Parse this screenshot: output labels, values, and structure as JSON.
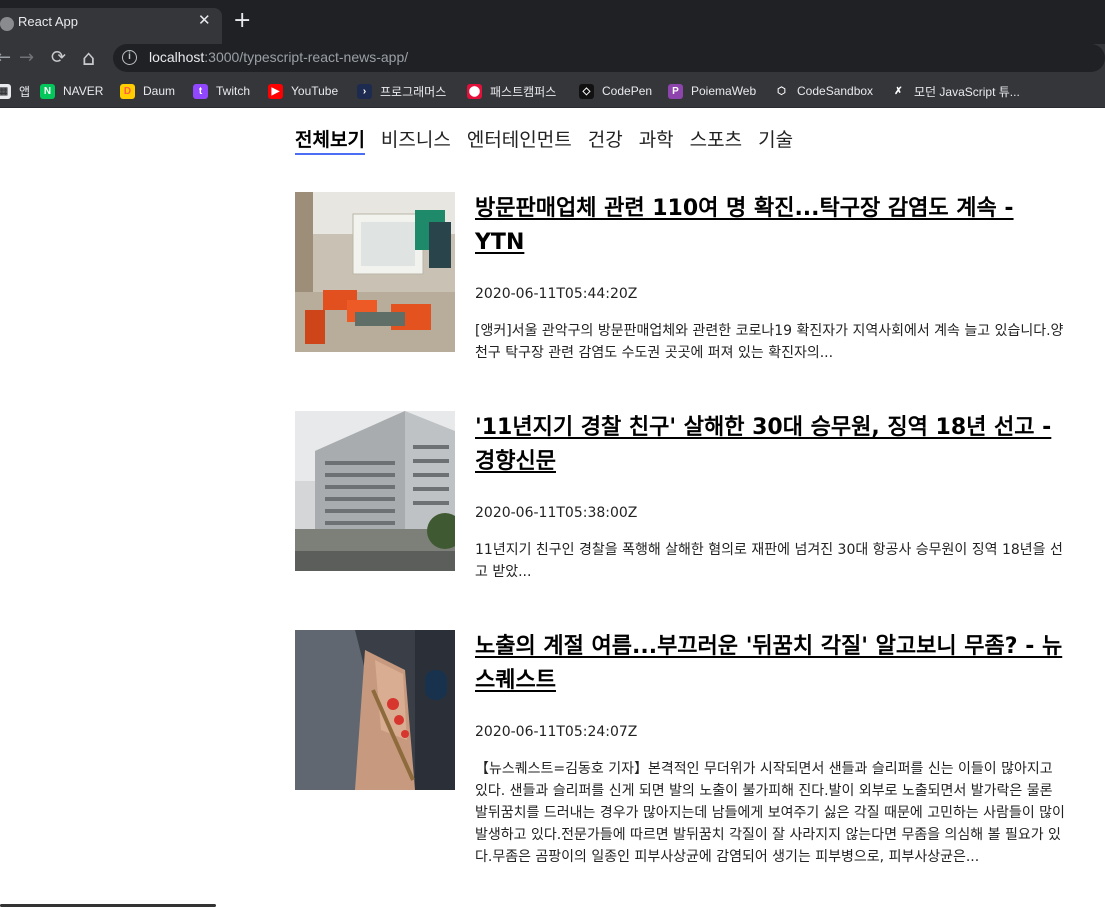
{
  "browser": {
    "tab_title": "React App",
    "tab_close": "✕",
    "new_tab": "+",
    "back": "←",
    "forward": "→",
    "reload": "⟳",
    "home": "⌂",
    "url_host": "localhost",
    "url_rest": ":3000/typescript-react-news-app/"
  },
  "bookmarks": [
    {
      "label": "앱",
      "icon": "apps-icon",
      "color": "#e8eaed",
      "glyph": "▦"
    },
    {
      "label": "NAVER",
      "icon": "naver-icon",
      "color": "#03c75a",
      "glyph": "N"
    },
    {
      "label": "Daum",
      "icon": "daum-icon",
      "color": "#ffcd00",
      "glyph": "D"
    },
    {
      "label": "Twitch",
      "icon": "twitch-icon",
      "color": "#9146ff",
      "glyph": "t"
    },
    {
      "label": "YouTube",
      "icon": "youtube-icon",
      "color": "#ff0000",
      "glyph": "▶"
    },
    {
      "label": "프로그래머스",
      "icon": "programmers-icon",
      "color": "#1e2b50",
      "glyph": "›"
    },
    {
      "label": "패스트캠퍼스",
      "icon": "fastcampus-icon",
      "color": "#e2103b",
      "glyph": "⬤"
    },
    {
      "label": "CodePen",
      "icon": "codepen-icon",
      "color": "#111111",
      "glyph": "◇"
    },
    {
      "label": "PoiemaWeb",
      "icon": "poiemaweb-icon",
      "color": "#8e44ad",
      "glyph": "P"
    },
    {
      "label": "CodeSandbox",
      "icon": "codesandbox-icon",
      "color": "#35363a",
      "glyph": "⬡"
    },
    {
      "label": "모던 JavaScript 튜...",
      "icon": "javascript-info-icon",
      "color": "#35363a",
      "glyph": "✗"
    }
  ],
  "categories": [
    "전체보기",
    "비즈니스",
    "엔터테인먼트",
    "건강",
    "과학",
    "스포츠",
    "기술"
  ],
  "active_category": "전체보기",
  "accent_color": "#4c6ef5",
  "articles": [
    {
      "title": "방문판매업체 관련 110여 명 확진...탁구장 감염도 계속 - YTN",
      "date": "2020-06-11T05:44:20Z",
      "description": "[앵커]서울 관악구의 방문판매업체와 관련한 코로나19 확진자가 지역사회에서 계속 늘고 있습니다.양천구 탁구장 관련 감염도 수도권 곳곳에 퍼져 있는 확진자의..."
    },
    {
      "title": "'11년지기 경찰 친구' 살해한 30대 승무원, 징역 18년 선고 - 경향신문",
      "date": "2020-06-11T05:38:00Z",
      "description": "11년지기 친구인 경찰을 폭행해 살해한 혐의로 재판에 넘겨진 30대 항공사 승무원이 징역 18년을 선고 받았..."
    },
    {
      "title": "노출의 계절 여름...부끄러운 '뒤꿈치 각질' 알고보니 무좀? - 뉴스퀘스트",
      "date": "2020-06-11T05:24:07Z",
      "description": "【뉴스퀘스트=김동호 기자】본격적인 무더위가 시작되면서 샌들과 슬리퍼를 신는 이들이 많아지고 있다. 샌들과 슬리퍼를 신게 되면 발의 노출이 불가피해 진다.발이 외부로 노출되면서 발가락은 물론 발뒤꿈치를 드러내는 경우가 많아지는데 남들에게 보여주기 싫은 각질 때문에 고민하는 사람들이 많이 발생하고 있다.전문가들에 따르면 발뒤꿈치 각질이 잘 사라지지 않는다면 무좀을 의심해 볼 필요가 있다.무좀은 곰팡이의 일종인 피부사상균에 감염되어 생기는 피부병으로, 피부사상균은..."
    }
  ]
}
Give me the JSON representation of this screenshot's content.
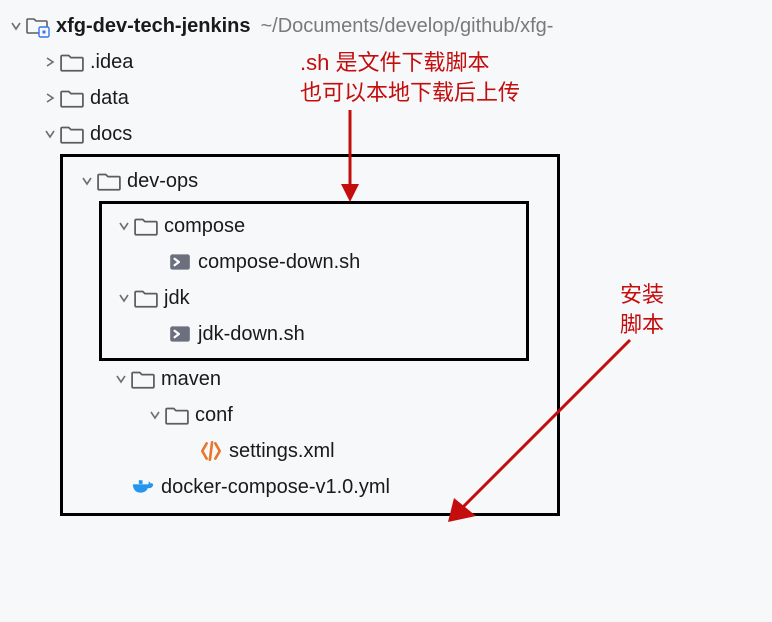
{
  "root": {
    "name": "xfg-dev-tech-jenkins",
    "path": "~/Documents/develop/github/xfg-"
  },
  "nodes": {
    "idea": ".idea",
    "data": "data",
    "docs": "docs",
    "devops": "dev-ops",
    "compose": "compose",
    "composeDown": "compose-down.sh",
    "jdk": "jdk",
    "jdkDown": "jdk-down.sh",
    "maven": "maven",
    "conf": "conf",
    "settings": "settings.xml",
    "dockerCompose": "docker-compose-v1.0.yml"
  },
  "annotations": {
    "top1": ".sh 是文件下载脚本",
    "top2": "也可以本地下载后上传",
    "right1": "安装",
    "right2": "脚本"
  }
}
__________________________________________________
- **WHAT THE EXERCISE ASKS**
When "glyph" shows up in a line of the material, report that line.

- **WRITTEN REPLY**
      "glyph": "▦"
      "glyph": "N"
      "glyph": "D"
      "glyph": "t"
      "glyph": "▶"
      "glyph": "›"
      "glyph": "⬤"
      "glyph": "◇"
      "glyph": "P"
      "glyph": "⬡"
      "glyph": "✗"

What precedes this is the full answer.